§ Work task: Say how many lines in the entries below mention "this", with no other words.

§ Data supplied:

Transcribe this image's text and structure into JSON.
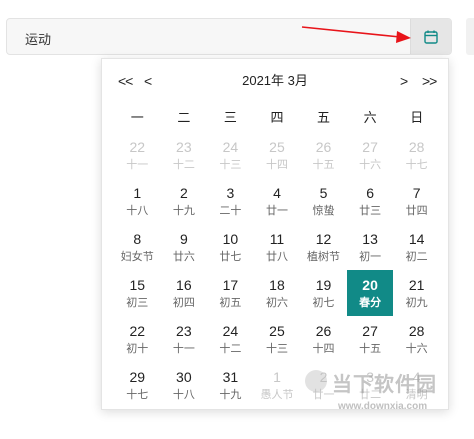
{
  "field": {
    "value": "运动"
  },
  "calendar": {
    "title": "2021年  3月",
    "nav": {
      "prev_year": "<<",
      "prev_month": "<",
      "next_month": ">",
      "next_year": ">>"
    },
    "weekdays": [
      "一",
      "二",
      "三",
      "四",
      "五",
      "六",
      "日"
    ],
    "days": [
      {
        "d": "22",
        "l": "十一",
        "other": true
      },
      {
        "d": "23",
        "l": "十二",
        "other": true
      },
      {
        "d": "24",
        "l": "十三",
        "other": true
      },
      {
        "d": "25",
        "l": "十四",
        "other": true
      },
      {
        "d": "26",
        "l": "十五",
        "other": true
      },
      {
        "d": "27",
        "l": "十六",
        "other": true
      },
      {
        "d": "28",
        "l": "十七",
        "other": true
      },
      {
        "d": "1",
        "l": "十八"
      },
      {
        "d": "2",
        "l": "十九"
      },
      {
        "d": "3",
        "l": "二十"
      },
      {
        "d": "4",
        "l": "廿一"
      },
      {
        "d": "5",
        "l": "惊蛰"
      },
      {
        "d": "6",
        "l": "廿三"
      },
      {
        "d": "7",
        "l": "廿四"
      },
      {
        "d": "8",
        "l": "妇女节"
      },
      {
        "d": "9",
        "l": "廿六"
      },
      {
        "d": "10",
        "l": "廿七"
      },
      {
        "d": "11",
        "l": "廿八"
      },
      {
        "d": "12",
        "l": "植树节"
      },
      {
        "d": "13",
        "l": "初一"
      },
      {
        "d": "14",
        "l": "初二"
      },
      {
        "d": "15",
        "l": "初三"
      },
      {
        "d": "16",
        "l": "初四"
      },
      {
        "d": "17",
        "l": "初五"
      },
      {
        "d": "18",
        "l": "初六"
      },
      {
        "d": "19",
        "l": "初七"
      },
      {
        "d": "20",
        "l": "春分",
        "selected": true
      },
      {
        "d": "21",
        "l": "初九"
      },
      {
        "d": "22",
        "l": "初十"
      },
      {
        "d": "23",
        "l": "十一"
      },
      {
        "d": "24",
        "l": "十二"
      },
      {
        "d": "25",
        "l": "十三"
      },
      {
        "d": "26",
        "l": "十四"
      },
      {
        "d": "27",
        "l": "十五"
      },
      {
        "d": "28",
        "l": "十六"
      },
      {
        "d": "29",
        "l": "十七"
      },
      {
        "d": "30",
        "l": "十八"
      },
      {
        "d": "31",
        "l": "十九"
      },
      {
        "d": "1",
        "l": "愚人节",
        "other": true
      },
      {
        "d": "2",
        "l": "廿一",
        "other": true
      },
      {
        "d": "3",
        "l": "廿二",
        "other": true
      },
      {
        "d": "4",
        "l": "清明",
        "other": true
      }
    ],
    "selected_color": "#118a87"
  },
  "icons": {
    "calendar_button": "calendar-icon",
    "annotation": "red-arrow"
  },
  "watermark": {
    "text": "当下软件园",
    "url": "www.downxia.com"
  }
}
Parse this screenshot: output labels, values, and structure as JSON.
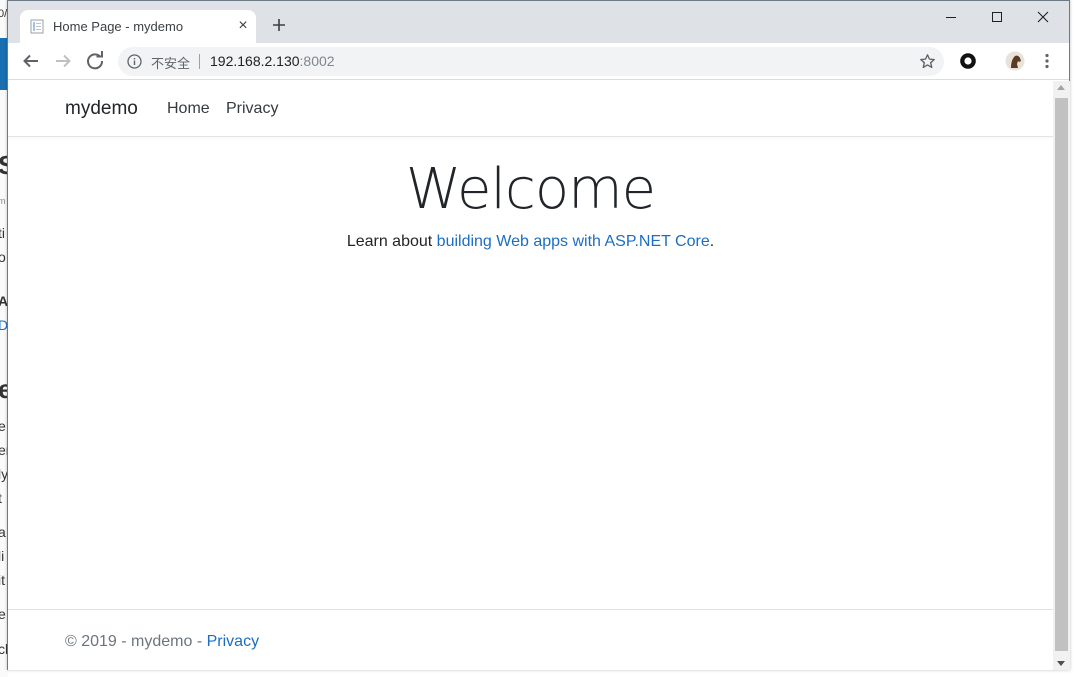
{
  "browser": {
    "tab_title": "Home Page - mydemo",
    "tab_close": "×",
    "security_label": "不安全",
    "url_host": "192.168.2.130",
    "url_port": ":8002"
  },
  "site": {
    "brand": "mydemo",
    "nav": {
      "home": "Home",
      "privacy": "Privacy"
    },
    "heading": "Welcome",
    "lead_prefix": "Learn about ",
    "lead_link": "building Web apps with ASP.NET Core",
    "lead_suffix": ".",
    "footer_text": "© 2019 - mydemo - ",
    "footer_link": "Privacy"
  },
  "background_fragments": [
    "0/",
    "S",
    "m",
    "ti",
    "o",
    "A",
    "D",
    "e",
    "e",
    "er",
    "ly",
    "t",
    "a",
    "li",
    "it",
    "e",
    "ck"
  ],
  "colors": {
    "link": "#1b6ec2",
    "titlebar": "#dee1e6",
    "omnibox": "#f1f3f4",
    "text": "#212529"
  }
}
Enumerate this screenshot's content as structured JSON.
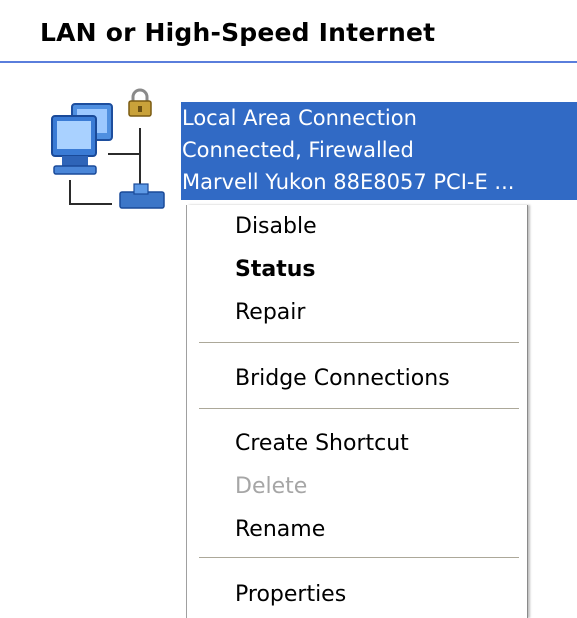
{
  "group": {
    "title": "LAN or High-Speed Internet"
  },
  "connection": {
    "name": "Local Area Connection",
    "status": "Connected, Firewalled",
    "device": "Marvell Yukon 88E8057 PCI-E ...",
    "icon": "network-connection-icon",
    "lock_icon": "padlock-icon",
    "selected_color": "#316ac5"
  },
  "context_menu": {
    "items": [
      {
        "label": "Disable",
        "state": "normal"
      },
      {
        "label": "Status",
        "state": "default"
      },
      {
        "label": "Repair",
        "state": "normal"
      },
      {
        "label": "Bridge Connections",
        "state": "normal"
      },
      {
        "label": "Create Shortcut",
        "state": "normal"
      },
      {
        "label": "Delete",
        "state": "disabled"
      },
      {
        "label": "Rename",
        "state": "normal"
      },
      {
        "label": "Properties",
        "state": "normal"
      }
    ]
  }
}
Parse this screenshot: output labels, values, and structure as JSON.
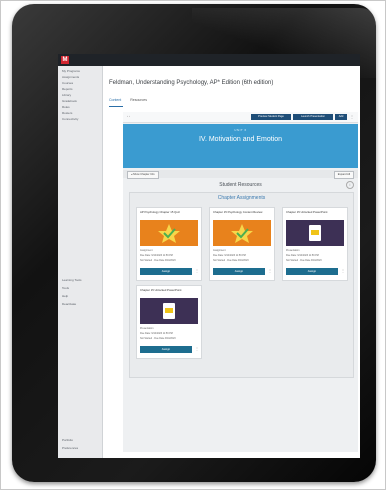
{
  "topbar": {
    "logo": "M"
  },
  "sidebar": {
    "top_items": [
      "My Programs",
      "Assignments",
      "Courses",
      "Reports",
      "Library",
      "Gradebook",
      "Roles",
      "Rosters",
      "Connectivity"
    ],
    "middle_items": [
      "Learning Tools",
      "Tools",
      "Help",
      "Deactivate"
    ],
    "bottom_items": [
      "Portfolio",
      "Preferences"
    ]
  },
  "course": {
    "title": "Feldman, Understanding Psychology, AP* Edition (6th edition)",
    "tabs": [
      "Content",
      "Resources"
    ]
  },
  "toolbar": {
    "left_label": "‹ ›",
    "buttons": [
      "Preview Student Page",
      "Launch Presentation",
      "Add"
    ]
  },
  "banner": {
    "kicker": "UNIT 6",
    "title": "IV. Motivation and Emotion"
  },
  "band": {
    "left_button": "◂ Show Chapter Info",
    "right_button": "Expand All"
  },
  "student_resources": {
    "title": "Student Resources",
    "icon": "info-icon"
  },
  "chapter_assignments": {
    "title": "Chapter Assignments",
    "cards": [
      {
        "title": "AP Psychology Chapter 15 Quiz",
        "art": "orange",
        "meta1": "Assignment",
        "meta2": "Due Date: 9/10/2023 11:59 PM",
        "meta3": "Not Started · Due Date 9/10/2023",
        "button": "Assign"
      },
      {
        "title": "Chapter 15 Psychology Content Review",
        "art": "orange",
        "meta1": "Assignment",
        "meta2": "Due Date: 9/10/2023 11:59 PM",
        "meta3": "Not Started · Due Date 9/10/2023",
        "button": "Assign"
      },
      {
        "title": "Chapter 15 Unlocked PowerPoint",
        "art": "purple",
        "meta1": "Presentation",
        "meta2": "Due Date: 9/10/2023 11:59 PM",
        "meta3": "Not Started · Due Date 9/10/2023",
        "button": "Assign"
      },
      {
        "title": "Chapter 15 Unlocked PowerPoint",
        "art": "purple",
        "meta1": "Presentation",
        "meta2": "Due Date: 9/10/2023 11:59 PM",
        "meta3": "Not Started · Due Date 9/10/2023",
        "button": "Assign"
      }
    ]
  },
  "colors": {
    "brand_red": "#d22630",
    "banner_blue": "#3a9bd0",
    "orange": "#e8821c",
    "purple": "#3d3055",
    "button_teal": "#1d6d8f"
  }
}
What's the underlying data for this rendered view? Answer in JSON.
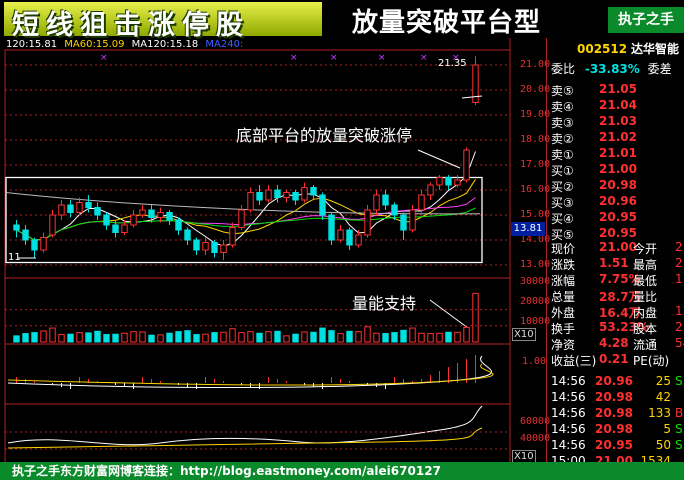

§ Problem solution: 5